  • While a significant portion of your workforce is off premises are you still able to reliably control your security system 100%?
  • When it comes to who has accessed specific sections of your building, are you able to quickly trace or report on the information?
  • Do you have the capability to remotely manage health-screenings or self-checkpoints?
  • Is there a strategy in place to lockdown portions of your workplace, or the whole building, remotely? Is temporary or restricted access possible during a lockdown period?

In order to ensure the safety and security of your building it’s critical to have dependable remote access to manage your security system. To determine if your system can address the needs of the post-pandemic workforce you should use the following remote security audit checklist.

□ 24/7 access to features including digital guest passes, remote unlock, and easy door schedule changes for shifting access needs should be achieved by upgrading to a fully remote system which leverages cloud-based management.

□ Audit trails and real-time reporting should be easily accessible. If you plan on implementing contact tracing as part of an effort to see who accessed specific areas at specific times this becomes an even more critical security system component.

□ Leverage a solution, such as Openpath’s open API, to adhere to new regulations from health administrators including health checkpoints and symptom self-attestations. These solutions can make it so a door only unlocks if the user completes a certain actions, such as filling out an online symptom-check form or passing a thermal camera scan at the entrance of your building.

□ A building crisis plan should be created and communicated to your staff. Configuring and triggering a lockdown plan remotely, alerting your staff to the event, and granting temporary or restricted access for emergency personnel is all possible with Openpath’s award-winning door lockdown capabilities.

□ Ensure all alarms and physical security equipment has an emergency power source to be prepared for any possible power outages. All equipment should be tested regularly to ensure proper functionality.

Why Maintenance is Important for Security

Criminal activity is sure to spike on a poorly maintained property. The picture it paints is that crime will likely go unnoticed because nobody is paying attention. Ask yourself the following questions regarding maintenance to determine if you are deterring potential bad actors.

  • Are garbage and debris visible on the property?
  • Are all lighted signs working as intended and are security lights installed properly?
  • Are precise documentations of stock in closets and storage spaces kept?
  • Are heavily utilized areas of the building being sanitized, disinfected, and cleaned frequently?

Keeping up on site maintenance can play a pivotal role in keeping vandals, intruders, and burglars at bay while also creating a heightened sense of safety for tenants and employees. As part of your overall building security and safety audit this on-site maintenance checklist should be utilized.

□ Any leaves, weeds, and debris should be removed as part of an effort to keep lawns landscaped.

□ Regular painting, as needed, and graffiti removal should be completed in a timely fashion as part of maintaining building exteriors.

□ To prevent theft, a log should be kept to track inventory and all storage areas should be well organized.
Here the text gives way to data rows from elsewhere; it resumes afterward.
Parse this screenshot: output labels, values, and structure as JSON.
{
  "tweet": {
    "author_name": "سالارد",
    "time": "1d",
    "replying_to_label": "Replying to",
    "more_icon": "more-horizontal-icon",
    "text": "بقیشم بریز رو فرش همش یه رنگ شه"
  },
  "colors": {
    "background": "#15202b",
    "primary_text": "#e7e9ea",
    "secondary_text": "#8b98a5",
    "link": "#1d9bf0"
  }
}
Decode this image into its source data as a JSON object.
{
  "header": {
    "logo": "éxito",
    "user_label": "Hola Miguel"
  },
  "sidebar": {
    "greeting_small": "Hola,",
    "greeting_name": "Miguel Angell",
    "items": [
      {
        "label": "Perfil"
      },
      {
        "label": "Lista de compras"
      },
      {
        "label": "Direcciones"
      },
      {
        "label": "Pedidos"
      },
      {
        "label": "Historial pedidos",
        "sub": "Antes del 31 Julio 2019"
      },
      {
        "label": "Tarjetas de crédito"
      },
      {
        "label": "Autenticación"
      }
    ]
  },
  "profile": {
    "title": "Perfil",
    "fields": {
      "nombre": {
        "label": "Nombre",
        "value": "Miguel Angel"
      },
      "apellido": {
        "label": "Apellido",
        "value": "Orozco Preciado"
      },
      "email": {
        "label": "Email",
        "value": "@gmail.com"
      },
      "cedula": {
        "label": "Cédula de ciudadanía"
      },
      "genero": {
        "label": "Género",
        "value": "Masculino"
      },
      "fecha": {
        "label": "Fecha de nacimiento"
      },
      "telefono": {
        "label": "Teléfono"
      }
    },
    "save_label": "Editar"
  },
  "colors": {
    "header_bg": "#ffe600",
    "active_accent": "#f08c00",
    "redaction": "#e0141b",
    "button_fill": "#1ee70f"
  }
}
An access control reader can be installed to help lower the theft risk as it can track who is entering your warehouse.

□ All heavily utilized areas of the building should adhere to a frequent cleaning schedule. This has taken on increased importance as we attempt to stop the spread of viruses in order to keep employees and visitors of the building safe.

□ To help achieve a germ-free office environment, hands-free unlocking and automatic door openers should be installed. Openpath offers readers that can be configured to use motion detection to activate door opening hardware as part of their Bluetooth-enabled unlocking solutions.

That’s our security audit checklist! Any questions? ACP CreativIT has experts who would be happy to help you protect your business by improving your physical security technology. Contact us to talk to one of our experts today.